Troy’s plate lunch // BBQ pork + shrimp-stuffed parrotfish (which Troy catches himself!)
A lack of good food options puts a damper on my day, so imagine waking up the next morning and still not being able to find anywhere open to eat at! Poor Nick had to deal with my “hangriness” (or more accurately, cheapness, because I refused to eat again at our hotel). After driving around, we stumbled upon Troy’s Plate Lunch setting up early. This husband and wife team cook everything in the morning off-site, so I’d stick to items that keep well in hotplates like BBQ or Korean chicken, and avoid fried items which wouldn’t be crispy anymore. We got the first serving of the day so everything was at its prime, and pumped new life into me!
There are even fewer food options past Hana, so if you’re continuing on that way and didn’t pack enough snacks, be sure to grab something first.
Haleakala National Park (mile marker 42) – home of the Pipiwai trail and the Seven Sacred Pools. The parking lot was packed by late morning, however we didn’t see many people on the trail after the initial stretch. The parking fee is now $20 per car, but it also includes access to the Haleakala crater summit (except at sunrise, for which you need to get a permit in advance) so save your receipt.
Waimoku falls at the end of the Pipiwai trail
The Pipiwai trail is about 2 miles each way, and took us about 2 hours round trip. It goes by a big banyan tree, streams, overlooks, and then a long stretch of bamboo forest. At the end of the trail is the tall and trickling Waimoku falls, which we honestly didn’t find impressive on that day, but we also didn’t venture off-trail to get closer. Overall I thought the hike was pretty easy for the non-athletic like myself (just remember to bring plenty of water!), and the bamboo stalks whispering in the wind were relaxing along the way.
Sadly, the Seven Sacred Pools were closed for swimming so I had no use for a swimsuit. Not being one to pass up a photo op, I pulled my leggings down by my ankles for a picture and may have scared off some passerby hikers who thought I was popping a squat ; )
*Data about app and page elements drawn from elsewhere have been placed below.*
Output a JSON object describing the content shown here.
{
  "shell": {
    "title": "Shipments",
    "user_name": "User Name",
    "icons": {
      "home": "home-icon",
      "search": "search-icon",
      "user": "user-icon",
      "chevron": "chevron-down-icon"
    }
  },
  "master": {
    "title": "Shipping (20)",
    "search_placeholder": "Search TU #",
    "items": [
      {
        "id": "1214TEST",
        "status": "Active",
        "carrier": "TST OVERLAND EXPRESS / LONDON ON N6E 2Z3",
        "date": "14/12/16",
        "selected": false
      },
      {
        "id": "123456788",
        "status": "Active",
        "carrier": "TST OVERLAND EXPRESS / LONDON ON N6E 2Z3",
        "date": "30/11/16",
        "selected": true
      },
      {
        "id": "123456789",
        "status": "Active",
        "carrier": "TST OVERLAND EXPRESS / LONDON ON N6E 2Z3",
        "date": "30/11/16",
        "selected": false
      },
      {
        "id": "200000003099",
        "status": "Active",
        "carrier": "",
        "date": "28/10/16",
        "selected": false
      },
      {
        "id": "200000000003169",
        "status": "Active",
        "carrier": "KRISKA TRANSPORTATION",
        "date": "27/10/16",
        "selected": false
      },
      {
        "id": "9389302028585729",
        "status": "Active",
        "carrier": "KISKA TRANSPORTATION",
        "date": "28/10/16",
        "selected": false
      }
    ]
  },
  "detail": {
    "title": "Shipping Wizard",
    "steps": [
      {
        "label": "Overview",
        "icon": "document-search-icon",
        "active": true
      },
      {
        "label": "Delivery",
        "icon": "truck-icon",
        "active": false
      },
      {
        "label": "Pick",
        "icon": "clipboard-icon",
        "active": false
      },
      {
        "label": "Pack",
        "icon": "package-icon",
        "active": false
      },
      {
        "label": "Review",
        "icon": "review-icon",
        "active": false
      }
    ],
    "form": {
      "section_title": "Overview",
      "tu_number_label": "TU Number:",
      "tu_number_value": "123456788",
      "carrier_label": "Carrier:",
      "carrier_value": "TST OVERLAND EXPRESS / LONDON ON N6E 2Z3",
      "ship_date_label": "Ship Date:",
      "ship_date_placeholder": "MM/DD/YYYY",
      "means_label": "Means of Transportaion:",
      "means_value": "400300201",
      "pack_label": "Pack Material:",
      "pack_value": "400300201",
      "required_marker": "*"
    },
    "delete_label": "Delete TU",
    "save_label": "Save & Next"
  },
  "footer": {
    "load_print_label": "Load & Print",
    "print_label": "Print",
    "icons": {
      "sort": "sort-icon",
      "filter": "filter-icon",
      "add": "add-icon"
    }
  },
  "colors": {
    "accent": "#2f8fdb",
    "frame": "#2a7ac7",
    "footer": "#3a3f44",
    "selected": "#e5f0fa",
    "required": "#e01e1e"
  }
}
The Road Home (along the backside of Haleakala)
From here you’ll have to either backtrack home along Hana Highway, or continue going around the island, which we opted to do. We were told: 1. You need a Jeep to drive around the back roads, and 2. rental car agreements are void if you go that way. So a Jeep definitely helps, and what the rental clause usually means is you’re on your own out there in the case of car troubles.
Our cameras couldn’t come close to capturing how vast and serene it was. The landscape changes significantly from oceanside cliffs, to dusty unpaved roads, to rocky terrain and cattle farms. We didn’t have cell service and there were long stretches without another soul in sight, so any car issues would be a nightmare. At one point I misunderstood Nick muttering and thought he said we were “breaking down,” to which I had a mini panic attack, envisioning ourselves being stranded out there for days before becoming food for mongoose (vicious little things that look like squirrels)!
Surfing Goat Dairy – As you’re approaching the main part of the island again, there are a few attractions off the back roads including a goat farm, winery, vodka distillery, and lavender farm. I was curious about all of these, but when forced to prioritize, it wasn’t hard to choose the baby goats! I read the “farm tours” were not worth it, so we just watched and pet the adorable babies, then ordered a cheese plate and some chocolate truffles. I actually am not a goat cheese fan at all, but the ones on the platter were mostly mild and admittedly very good – a yummy end to our two-day drive!
I hope you guys enjoyed this post! Let me know what stops we missed along the Road to Hana that you would highly recommend to visitors!